Activity: Count the lines holding the string "note" in the records, and give only the count.

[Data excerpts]
++++++

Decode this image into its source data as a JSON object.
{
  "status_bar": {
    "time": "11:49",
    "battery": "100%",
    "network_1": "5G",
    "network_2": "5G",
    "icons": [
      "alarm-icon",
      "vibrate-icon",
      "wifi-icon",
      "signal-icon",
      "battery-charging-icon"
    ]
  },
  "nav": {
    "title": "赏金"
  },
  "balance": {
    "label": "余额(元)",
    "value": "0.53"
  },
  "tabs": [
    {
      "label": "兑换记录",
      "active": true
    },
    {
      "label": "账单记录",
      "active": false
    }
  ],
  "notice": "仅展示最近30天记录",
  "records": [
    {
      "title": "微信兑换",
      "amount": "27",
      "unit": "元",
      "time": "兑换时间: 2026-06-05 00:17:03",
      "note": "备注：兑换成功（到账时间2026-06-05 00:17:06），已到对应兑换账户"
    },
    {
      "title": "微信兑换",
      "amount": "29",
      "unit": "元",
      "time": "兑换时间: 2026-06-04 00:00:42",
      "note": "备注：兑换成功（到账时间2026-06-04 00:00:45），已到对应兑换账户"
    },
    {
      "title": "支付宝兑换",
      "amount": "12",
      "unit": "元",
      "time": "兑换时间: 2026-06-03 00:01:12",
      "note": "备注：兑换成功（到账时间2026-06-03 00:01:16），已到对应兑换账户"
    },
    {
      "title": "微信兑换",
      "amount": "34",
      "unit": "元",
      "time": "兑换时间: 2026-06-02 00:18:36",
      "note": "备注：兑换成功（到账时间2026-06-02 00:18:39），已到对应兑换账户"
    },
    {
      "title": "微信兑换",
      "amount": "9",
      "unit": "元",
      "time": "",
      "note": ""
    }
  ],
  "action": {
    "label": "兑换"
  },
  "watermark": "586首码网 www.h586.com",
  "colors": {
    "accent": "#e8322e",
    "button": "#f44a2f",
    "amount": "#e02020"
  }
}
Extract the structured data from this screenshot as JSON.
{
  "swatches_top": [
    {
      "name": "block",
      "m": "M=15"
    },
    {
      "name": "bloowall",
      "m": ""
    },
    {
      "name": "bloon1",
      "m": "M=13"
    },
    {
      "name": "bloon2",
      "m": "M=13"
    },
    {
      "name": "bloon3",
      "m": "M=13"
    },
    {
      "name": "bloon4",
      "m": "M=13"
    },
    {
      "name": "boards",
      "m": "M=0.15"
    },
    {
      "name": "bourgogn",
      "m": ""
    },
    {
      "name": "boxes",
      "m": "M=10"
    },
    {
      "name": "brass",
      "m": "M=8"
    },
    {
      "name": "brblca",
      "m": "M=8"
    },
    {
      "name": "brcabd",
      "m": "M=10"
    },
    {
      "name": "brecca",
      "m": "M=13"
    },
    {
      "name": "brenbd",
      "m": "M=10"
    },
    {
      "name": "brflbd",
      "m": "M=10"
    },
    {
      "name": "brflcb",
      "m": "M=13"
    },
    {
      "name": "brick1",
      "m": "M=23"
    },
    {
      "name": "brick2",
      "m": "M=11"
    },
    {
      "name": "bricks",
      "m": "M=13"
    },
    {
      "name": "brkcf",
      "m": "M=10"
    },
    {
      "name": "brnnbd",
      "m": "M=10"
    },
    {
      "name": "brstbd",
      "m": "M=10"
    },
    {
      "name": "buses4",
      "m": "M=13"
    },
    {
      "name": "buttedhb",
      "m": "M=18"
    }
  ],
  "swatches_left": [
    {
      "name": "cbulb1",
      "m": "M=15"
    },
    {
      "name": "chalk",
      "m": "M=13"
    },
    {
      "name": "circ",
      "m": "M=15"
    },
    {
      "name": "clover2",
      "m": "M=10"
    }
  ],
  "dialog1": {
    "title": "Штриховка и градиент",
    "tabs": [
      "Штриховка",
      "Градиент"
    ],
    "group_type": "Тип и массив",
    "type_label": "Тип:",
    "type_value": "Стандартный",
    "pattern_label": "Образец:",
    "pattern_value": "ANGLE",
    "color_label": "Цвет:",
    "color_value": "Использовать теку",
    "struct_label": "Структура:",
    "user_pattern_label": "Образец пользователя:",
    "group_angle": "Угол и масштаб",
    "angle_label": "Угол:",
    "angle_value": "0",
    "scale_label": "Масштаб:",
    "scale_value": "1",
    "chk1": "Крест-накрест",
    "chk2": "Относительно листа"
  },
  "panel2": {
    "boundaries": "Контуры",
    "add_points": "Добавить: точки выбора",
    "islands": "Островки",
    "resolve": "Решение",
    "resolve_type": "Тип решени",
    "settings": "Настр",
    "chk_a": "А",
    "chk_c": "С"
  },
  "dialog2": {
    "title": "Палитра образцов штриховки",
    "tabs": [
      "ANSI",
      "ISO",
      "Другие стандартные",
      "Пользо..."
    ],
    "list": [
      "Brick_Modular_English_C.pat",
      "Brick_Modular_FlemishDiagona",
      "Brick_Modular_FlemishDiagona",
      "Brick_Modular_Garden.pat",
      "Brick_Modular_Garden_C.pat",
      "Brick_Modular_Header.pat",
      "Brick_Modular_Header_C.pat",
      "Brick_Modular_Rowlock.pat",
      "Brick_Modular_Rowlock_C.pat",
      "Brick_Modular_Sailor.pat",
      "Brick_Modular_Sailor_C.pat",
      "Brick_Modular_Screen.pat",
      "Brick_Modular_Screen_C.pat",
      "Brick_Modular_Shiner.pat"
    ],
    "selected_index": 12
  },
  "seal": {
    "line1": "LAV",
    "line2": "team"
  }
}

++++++

Answer to this problem: 5